§ Exercise description:
Say how many lines in the records hold "value". Nothing but the number should be given.
═════ Record excerpts
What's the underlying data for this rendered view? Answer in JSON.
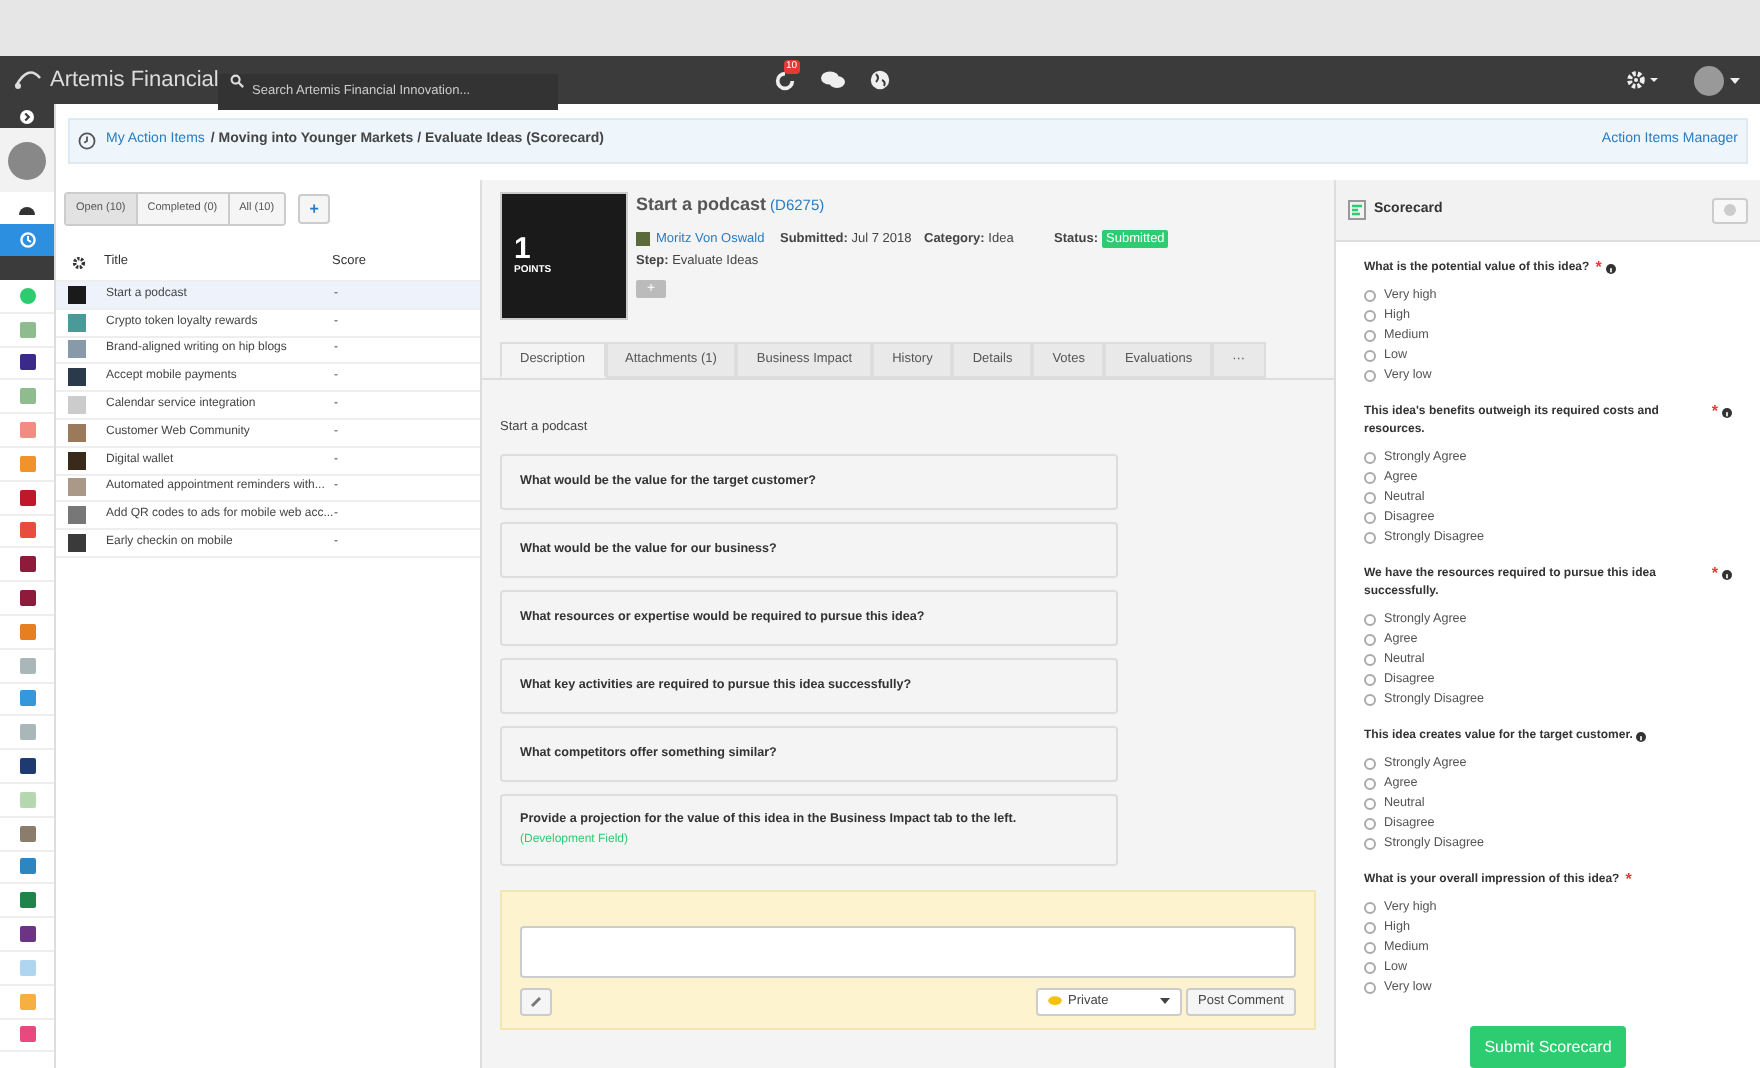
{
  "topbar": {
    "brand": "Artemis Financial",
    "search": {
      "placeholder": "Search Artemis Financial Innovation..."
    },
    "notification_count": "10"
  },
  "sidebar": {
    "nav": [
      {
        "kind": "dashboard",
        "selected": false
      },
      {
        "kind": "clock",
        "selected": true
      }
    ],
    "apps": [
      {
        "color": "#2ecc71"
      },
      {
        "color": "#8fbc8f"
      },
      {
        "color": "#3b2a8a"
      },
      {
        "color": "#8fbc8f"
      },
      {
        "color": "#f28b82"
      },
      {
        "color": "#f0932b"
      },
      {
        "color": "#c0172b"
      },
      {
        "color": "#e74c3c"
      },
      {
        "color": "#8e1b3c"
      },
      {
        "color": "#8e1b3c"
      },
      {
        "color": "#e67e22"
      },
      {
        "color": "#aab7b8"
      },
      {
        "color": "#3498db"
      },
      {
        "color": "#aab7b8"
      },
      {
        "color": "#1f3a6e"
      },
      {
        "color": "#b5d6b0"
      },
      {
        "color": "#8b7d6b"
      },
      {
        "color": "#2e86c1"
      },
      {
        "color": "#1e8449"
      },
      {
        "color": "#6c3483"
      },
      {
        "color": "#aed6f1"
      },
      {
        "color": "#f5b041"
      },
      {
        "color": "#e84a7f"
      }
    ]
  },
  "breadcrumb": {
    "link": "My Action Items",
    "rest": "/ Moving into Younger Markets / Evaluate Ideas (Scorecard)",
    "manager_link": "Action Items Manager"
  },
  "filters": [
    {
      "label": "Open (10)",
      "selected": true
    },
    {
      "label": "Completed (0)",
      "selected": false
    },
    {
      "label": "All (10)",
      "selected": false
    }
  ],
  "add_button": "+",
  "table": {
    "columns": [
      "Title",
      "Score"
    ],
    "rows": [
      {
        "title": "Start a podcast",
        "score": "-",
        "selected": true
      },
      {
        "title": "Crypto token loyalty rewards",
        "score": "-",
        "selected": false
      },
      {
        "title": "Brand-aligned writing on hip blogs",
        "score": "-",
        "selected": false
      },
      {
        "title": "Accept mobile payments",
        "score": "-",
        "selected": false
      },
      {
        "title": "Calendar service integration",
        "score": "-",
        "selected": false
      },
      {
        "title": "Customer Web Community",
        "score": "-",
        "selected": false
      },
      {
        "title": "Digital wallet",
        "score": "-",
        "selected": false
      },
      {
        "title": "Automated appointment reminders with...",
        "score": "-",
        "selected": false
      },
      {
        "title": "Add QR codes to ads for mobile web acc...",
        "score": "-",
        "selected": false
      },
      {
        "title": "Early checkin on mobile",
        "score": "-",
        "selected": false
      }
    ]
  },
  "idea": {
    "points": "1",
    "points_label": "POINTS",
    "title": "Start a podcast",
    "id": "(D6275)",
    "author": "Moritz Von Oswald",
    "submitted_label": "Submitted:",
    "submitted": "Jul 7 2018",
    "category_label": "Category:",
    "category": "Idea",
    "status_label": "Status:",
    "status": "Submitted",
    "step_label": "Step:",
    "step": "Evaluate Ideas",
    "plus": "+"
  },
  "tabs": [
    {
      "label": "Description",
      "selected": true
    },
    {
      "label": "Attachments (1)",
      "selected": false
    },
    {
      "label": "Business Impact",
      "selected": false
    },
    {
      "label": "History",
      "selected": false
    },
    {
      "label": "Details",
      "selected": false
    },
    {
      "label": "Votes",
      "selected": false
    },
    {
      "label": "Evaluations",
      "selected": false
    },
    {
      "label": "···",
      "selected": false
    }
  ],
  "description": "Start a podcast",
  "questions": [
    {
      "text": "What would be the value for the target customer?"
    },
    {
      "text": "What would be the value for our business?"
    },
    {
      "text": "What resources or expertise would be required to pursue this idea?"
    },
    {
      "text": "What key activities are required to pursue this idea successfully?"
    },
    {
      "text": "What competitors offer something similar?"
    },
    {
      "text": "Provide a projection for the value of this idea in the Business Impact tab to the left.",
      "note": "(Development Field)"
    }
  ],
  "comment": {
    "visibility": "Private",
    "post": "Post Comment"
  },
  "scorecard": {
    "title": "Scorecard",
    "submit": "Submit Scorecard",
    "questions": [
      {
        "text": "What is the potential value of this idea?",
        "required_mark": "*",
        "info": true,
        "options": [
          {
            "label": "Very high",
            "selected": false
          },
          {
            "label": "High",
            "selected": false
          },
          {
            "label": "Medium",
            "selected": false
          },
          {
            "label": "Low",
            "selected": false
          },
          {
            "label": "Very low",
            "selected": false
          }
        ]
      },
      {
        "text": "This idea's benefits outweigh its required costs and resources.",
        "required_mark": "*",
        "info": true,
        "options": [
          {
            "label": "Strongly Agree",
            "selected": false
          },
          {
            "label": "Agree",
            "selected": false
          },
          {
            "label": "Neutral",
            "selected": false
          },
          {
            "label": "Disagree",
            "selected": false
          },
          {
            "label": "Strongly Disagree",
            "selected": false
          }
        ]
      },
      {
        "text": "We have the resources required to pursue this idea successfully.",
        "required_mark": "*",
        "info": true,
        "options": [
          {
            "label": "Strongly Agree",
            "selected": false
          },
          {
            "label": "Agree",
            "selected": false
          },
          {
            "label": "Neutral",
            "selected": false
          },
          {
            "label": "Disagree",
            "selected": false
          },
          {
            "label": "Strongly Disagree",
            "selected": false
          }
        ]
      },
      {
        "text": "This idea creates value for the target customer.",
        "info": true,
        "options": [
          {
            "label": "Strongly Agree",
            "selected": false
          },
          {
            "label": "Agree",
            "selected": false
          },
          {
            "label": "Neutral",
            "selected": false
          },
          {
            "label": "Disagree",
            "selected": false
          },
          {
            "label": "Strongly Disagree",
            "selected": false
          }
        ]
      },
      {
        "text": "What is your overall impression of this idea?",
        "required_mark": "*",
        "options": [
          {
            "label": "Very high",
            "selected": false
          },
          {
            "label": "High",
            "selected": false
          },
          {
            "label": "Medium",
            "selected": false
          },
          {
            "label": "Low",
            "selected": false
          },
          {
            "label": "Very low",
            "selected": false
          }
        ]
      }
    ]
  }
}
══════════
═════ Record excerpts
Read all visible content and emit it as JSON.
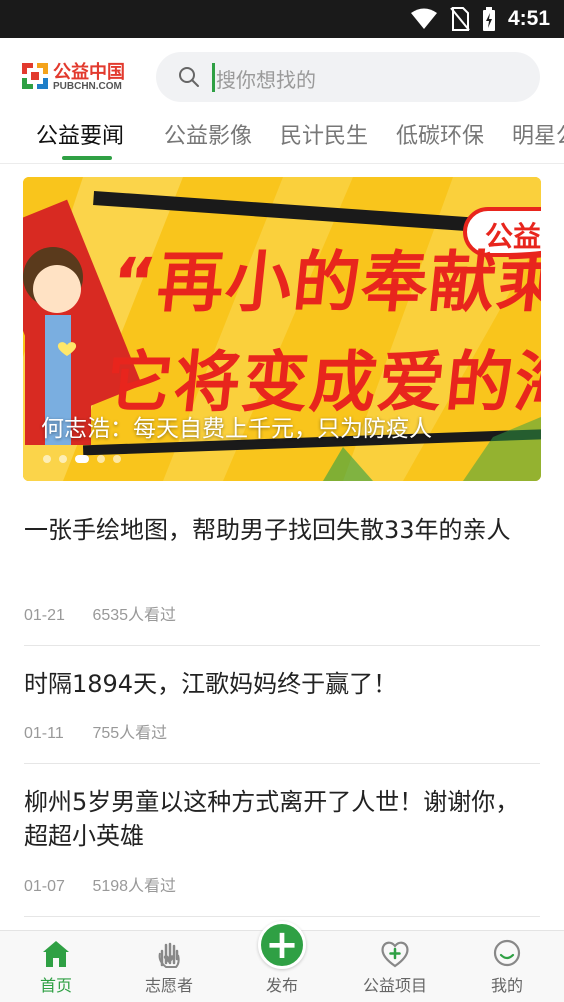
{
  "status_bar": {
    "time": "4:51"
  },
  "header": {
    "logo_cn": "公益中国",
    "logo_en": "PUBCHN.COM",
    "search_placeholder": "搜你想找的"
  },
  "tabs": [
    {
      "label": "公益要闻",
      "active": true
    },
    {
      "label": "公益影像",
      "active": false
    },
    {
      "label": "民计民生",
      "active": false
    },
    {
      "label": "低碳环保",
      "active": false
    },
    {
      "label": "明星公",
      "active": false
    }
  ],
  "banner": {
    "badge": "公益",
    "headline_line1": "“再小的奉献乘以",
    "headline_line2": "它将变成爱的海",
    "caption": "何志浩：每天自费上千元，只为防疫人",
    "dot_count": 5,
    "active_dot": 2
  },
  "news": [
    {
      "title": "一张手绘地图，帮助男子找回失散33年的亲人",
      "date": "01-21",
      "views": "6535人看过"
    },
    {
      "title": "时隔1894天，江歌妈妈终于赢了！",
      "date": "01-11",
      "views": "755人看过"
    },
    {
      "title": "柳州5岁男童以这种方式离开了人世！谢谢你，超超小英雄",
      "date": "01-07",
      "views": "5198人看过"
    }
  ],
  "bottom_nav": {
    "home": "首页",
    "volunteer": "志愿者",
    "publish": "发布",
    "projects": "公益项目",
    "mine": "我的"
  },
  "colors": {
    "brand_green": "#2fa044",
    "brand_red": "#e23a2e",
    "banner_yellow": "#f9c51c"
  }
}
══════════
§ Finished task:
5